[[ EXTRACTED MATERIAL open ]]
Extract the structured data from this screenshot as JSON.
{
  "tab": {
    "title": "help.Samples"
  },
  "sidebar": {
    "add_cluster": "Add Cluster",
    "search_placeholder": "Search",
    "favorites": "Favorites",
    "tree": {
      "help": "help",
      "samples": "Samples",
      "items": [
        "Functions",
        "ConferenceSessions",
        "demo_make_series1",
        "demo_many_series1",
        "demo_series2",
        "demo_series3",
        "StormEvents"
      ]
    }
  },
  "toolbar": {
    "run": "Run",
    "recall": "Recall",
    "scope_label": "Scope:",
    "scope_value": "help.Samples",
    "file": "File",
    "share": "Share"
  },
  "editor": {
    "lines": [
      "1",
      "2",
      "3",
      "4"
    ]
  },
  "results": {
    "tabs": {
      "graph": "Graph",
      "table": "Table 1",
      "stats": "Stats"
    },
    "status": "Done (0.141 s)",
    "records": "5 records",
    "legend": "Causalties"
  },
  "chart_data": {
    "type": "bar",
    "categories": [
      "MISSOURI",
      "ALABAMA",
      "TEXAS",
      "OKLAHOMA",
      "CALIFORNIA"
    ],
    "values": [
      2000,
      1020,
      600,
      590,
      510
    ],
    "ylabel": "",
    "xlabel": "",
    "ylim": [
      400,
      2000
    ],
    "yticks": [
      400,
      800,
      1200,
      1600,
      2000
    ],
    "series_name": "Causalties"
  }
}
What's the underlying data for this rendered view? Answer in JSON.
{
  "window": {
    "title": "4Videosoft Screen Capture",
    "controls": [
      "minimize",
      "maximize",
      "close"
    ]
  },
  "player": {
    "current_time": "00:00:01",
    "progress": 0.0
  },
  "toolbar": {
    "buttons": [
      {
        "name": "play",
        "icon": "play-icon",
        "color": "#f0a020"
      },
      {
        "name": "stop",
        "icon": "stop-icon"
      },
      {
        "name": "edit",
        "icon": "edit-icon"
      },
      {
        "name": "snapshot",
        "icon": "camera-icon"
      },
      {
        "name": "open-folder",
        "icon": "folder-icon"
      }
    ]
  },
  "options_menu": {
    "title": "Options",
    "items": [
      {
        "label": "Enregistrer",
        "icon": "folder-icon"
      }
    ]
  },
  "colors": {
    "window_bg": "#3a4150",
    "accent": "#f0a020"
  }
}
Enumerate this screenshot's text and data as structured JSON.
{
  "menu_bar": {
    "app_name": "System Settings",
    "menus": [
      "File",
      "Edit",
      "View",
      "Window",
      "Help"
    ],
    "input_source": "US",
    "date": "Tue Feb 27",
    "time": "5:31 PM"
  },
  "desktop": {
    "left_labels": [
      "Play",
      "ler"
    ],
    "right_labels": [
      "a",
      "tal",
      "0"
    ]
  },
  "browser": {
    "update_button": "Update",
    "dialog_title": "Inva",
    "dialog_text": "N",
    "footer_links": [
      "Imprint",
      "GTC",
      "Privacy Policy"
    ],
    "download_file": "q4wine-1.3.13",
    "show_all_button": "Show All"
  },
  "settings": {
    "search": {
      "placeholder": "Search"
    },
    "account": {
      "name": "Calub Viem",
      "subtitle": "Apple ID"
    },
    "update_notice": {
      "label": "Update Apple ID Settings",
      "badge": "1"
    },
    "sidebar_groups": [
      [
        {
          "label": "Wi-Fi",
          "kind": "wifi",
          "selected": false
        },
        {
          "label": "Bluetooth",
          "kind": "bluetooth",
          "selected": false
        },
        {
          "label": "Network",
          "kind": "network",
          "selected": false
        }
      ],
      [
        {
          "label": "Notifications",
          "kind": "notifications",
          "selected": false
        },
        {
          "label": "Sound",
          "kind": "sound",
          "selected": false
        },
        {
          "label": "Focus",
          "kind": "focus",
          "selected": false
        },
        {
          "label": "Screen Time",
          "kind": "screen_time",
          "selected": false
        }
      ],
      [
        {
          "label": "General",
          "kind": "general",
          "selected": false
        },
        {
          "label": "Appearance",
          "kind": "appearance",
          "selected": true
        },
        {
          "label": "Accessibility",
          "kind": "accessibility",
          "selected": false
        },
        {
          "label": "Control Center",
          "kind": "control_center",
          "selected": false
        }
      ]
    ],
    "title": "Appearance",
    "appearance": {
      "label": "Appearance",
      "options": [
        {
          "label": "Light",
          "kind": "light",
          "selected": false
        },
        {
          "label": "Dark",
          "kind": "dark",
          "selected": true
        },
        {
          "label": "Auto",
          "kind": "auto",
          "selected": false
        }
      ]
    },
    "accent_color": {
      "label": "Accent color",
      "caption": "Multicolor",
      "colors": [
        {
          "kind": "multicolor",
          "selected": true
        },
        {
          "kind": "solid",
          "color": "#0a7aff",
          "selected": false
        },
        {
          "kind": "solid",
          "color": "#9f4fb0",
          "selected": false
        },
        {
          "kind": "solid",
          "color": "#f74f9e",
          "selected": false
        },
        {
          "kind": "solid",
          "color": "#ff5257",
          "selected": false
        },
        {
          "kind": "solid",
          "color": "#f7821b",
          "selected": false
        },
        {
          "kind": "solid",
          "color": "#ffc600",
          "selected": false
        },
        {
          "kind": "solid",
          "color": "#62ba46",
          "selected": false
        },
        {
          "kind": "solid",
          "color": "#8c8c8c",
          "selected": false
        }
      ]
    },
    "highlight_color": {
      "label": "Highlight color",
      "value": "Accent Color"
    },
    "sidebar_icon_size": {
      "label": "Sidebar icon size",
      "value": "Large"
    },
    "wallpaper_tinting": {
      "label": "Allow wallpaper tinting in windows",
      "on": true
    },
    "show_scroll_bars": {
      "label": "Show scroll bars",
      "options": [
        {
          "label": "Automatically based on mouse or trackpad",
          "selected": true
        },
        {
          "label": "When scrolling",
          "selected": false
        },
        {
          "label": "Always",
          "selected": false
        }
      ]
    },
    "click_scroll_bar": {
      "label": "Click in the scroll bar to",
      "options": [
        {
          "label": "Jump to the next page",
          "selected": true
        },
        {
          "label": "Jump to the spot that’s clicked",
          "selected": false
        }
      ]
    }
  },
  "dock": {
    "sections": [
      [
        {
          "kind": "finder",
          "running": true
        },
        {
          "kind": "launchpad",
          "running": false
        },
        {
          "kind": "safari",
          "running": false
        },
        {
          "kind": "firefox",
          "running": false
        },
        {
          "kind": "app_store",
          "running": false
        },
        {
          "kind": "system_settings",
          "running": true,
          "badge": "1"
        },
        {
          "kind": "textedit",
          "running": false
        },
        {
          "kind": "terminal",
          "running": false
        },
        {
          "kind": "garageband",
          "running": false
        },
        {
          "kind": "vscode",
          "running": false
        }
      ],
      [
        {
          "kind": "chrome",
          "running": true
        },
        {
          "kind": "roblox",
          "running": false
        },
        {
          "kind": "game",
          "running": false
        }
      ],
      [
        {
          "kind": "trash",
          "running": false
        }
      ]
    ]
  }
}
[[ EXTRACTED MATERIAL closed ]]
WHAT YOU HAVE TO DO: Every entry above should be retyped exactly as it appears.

ANSWER FOR THIS EXERCISE:
Extract the structured data from this screenshot as JSON.
{
  "tab": {
    "title": "help.Samples"
  },
  "sidebar": {
    "add_cluster": "Add Cluster",
    "search_placeholder": "Search",
    "favorites": "Favorites",
    "tree": {
      "help": "help",
      "samples": "Samples",
      "items": [
        "Functions",
        "ConferenceSessions",
        "demo_make_series1",
        "demo_many_series1",
        "demo_series2",
        "demo_series3",
        "StormEvents"
      ]
    }
  },
  "toolbar": {
    "run": "Run",
    "recall": "Recall",
    "scope_label": "Scope:",
    "scope_value": "help.Samples",
    "file": "File",
    "share": "Share"
  },
  "editor": {
    "lines": [
      "1",
      "2",
      "3",
      "4"
    ]
  },
  "results": {
    "tabs": {
      "graph": "Graph",
      "table": "Table 1",
      "stats": "Stats"
    },
    "status": "Done (0.141 s)",
    "records": "5 records",
    "legend": "Causalties"
  },
  "chart_data": {
    "type": "bar",
    "categories": [
      "MISSOURI",
      "ALABAMA",
      "TEXAS",
      "OKLAHOMA",
      "CALIFORNIA"
    ],
    "values": [
      2000,
      1020,
      600,
      590,
      510
    ],
    "ylabel": "",
    "xlabel": "",
    "ylim": [
      400,
      2000
    ],
    "yticks": [
      400,
      800,
      1200,
      1600,
      2000
    ],
    "series_name": "Causalties"
  }
}
What's the underlying data for this rendered view? Answer in JSON.
{
  "window": {
    "title": "4Videosoft Screen Capture",
    "controls": [
      "minimize",
      "maximize",
      "close"
    ]
  },
  "player": {
    "current_time": "00:00:01",
    "progress": 0.0
  },
  "toolbar": {
    "buttons": [
      {
        "name": "play",
        "icon": "play-icon",
        "color": "#f0a020"
      },
      {
        "name": "stop",
        "icon": "stop-icon"
      },
      {
        "name": "edit",
        "icon": "edit-icon"
      },
      {
        "name": "snapshot",
        "icon": "camera-icon"
      },
      {
        "name": "open-folder",
        "icon": "folder-icon"
      }
    ]
  },
  "options_menu": {
    "title": "Options",
    "items": [
      {
        "label": "Enregistrer",
        "icon": "folder-icon"
      }
    ]
  },
  "colors": {
    "window_bg": "#3a4150",
    "accent": "#f0a020"
  }
}
Enumerate this screenshot's text and data as structured JSON.
{
  "menu_bar": {
    "app_name": "System Settings",
    "menus": [
      "File",
      "Edit",
      "View",
      "Window",
      "Help"
    ],
    "input_source": "US",
    "date": "Tue Feb 27",
    "time": "5:31 PM"
  },
  "desktop": {
    "left_labels": [
      "Play",
      "ler"
    ],
    "right_labels": [
      "a",
      "tal",
      "0"
    ]
  },
  "browser": {
    "update_button": "Update",
    "dialog_title": "Inva",
    "dialog_text": "N",
    "footer_links": [
      "Imprint",
      "GTC",
      "Privacy Policy"
    ],
    "download_file": "q4wine-1.3.13",
    "show_all_button": "Show All"
  },
  "settings": {
    "search": {
      "placeholder": "Search"
    },
    "account": {
      "name": "Calub Viem",
      "subtitle": "Apple ID"
    },
    "update_notice": {
      "label": "Update Apple ID Settings",
      "badge": "1"
    },
    "sidebar_groups": [
      [
        {
          "label": "Wi-Fi",
          "kind": "wifi",
          "selected": false
        },
        {
          "label": "Bluetooth",
          "kind": "bluetooth",
          "selected": false
        },
        {
          "label": "Network",
          "kind": "network",
          "selected": false
        }
      ],
      [
        {
          "label": "Notifications",
          "kind": "notifications",
          "selected": false
        },
        {
          "label": "Sound",
          "kind": "sound",
          "selected": false
        },
        {
          "label": "Focus",
          "kind": "focus",
          "selected": false
        },
        {
          "label": "Screen Time",
          "kind": "screen_time",
          "selected": false
        }
      ],
      [
        {
          "label": "General",
          "kind": "general",
          "selected": false
        },
        {
          "label": "Appearance",
          "kind": "appearance",
          "selected": true
        },
        {
          "label": "Accessibility",
          "kind": "accessibility",
          "selected": false
        },
        {
          "label": "Control Center",
          "kind": "control_center",
          "selected": false
        }
      ]
    ],
    "title": "Appearance",
    "appearance": {
      "label": "Appearance",
      "options": [
        {
          "label": "Light",
          "kind": "light",
          "selected": false
        },
        {
          "label": "Dark",
          "kind": "dark",
          "selected": true
        },
        {
          "label": "Auto",
          "kind": "auto",
          "selected": false
        }
      ]
    },
    "accent_color": {
      "label": "Accent color",
      "caption": "Multicolor",
      "colors": [
        {
          "kind": "multicolor",
          "selected": true
        },
        {
          "kind": "solid",
          "color": "#0a7aff",
          "selected": false
        },
        {
          "kind": "solid",
          "color": "#9f4fb0",
          "selected": false
        },
        {
          "kind": "solid",
          "color": "#f74f9e",
          "selected": false
        },
        {
          "kind": "solid",
          "color": "#ff5257",
          "selected": false
        },
        {
          "kind": "solid",
          "color": "#f7821b",
          "selected": false
        },
        {
          "kind": "solid",
          "color": "#ffc600",
          "selected": false
        },
        {
          "kind": "solid",
          "color": "#62ba46",
          "selected": false
        },
        {
          "kind": "solid",
          "color": "#8c8c8c",
          "selected": false
        }
      ]
    },
    "highlight_color": {
      "label": "Highlight color",
      "value": "Accent Color"
    },
    "sidebar_icon_size": {
      "label": "Sidebar icon size",
      "value": "Large"
    },
    "wallpaper_tinting": {
      "label": "Allow wallpaper tinting in windows",
      "on": true
    },
    "show_scroll_bars": {
      "label": "Show scroll bars",
      "options": [
        {
          "label": "Automatically based on mouse or trackpad",
          "selected": true
        },
        {
          "label": "When scrolling",
          "selected": false
        },
        {
          "label": "Always",
          "selected": false
        }
      ]
    },
    "click_scroll_bar": {
      "label": "Click in the scroll bar to",
      "options": [
        {
          "label": "Jump to the next page",
          "selected": true
        },
        {
          "label": "Jump to the spot that’s clicked",
          "selected": false
        }
      ]
    }
  },
  "dock": {
    "sections": [
      [
        {
          "kind": "finder",
          "running": true
        },
        {
          "kind": "launchpad",
          "running": false
        },
        {
          "kind": "safari",
          "running": false
        },
        {
          "kind": "firefox",
          "running": false
        },
        {
          "kind": "app_store",
          "running": false
        },
        {
          "kind": "system_settings",
          "running": true,
          "badge": "1"
        },
        {
          "kind": "textedit",
          "running": false
        },
        {
          "kind": "terminal",
          "running": false
        },
        {
          "kind": "garageband",
          "running": false
        },
        {
          "kind": "vscode",
          "running": false
        }
      ],
      [
        {
          "kind": "chrome",
          "running": true
        },
        {
          "kind": "roblox",
          "running": false
        },
        {
          "kind": "game",
          "running": false
        }
      ],
      [
        {
          "kind": "trash",
          "running": false
        }
      ]
    ]
  }
}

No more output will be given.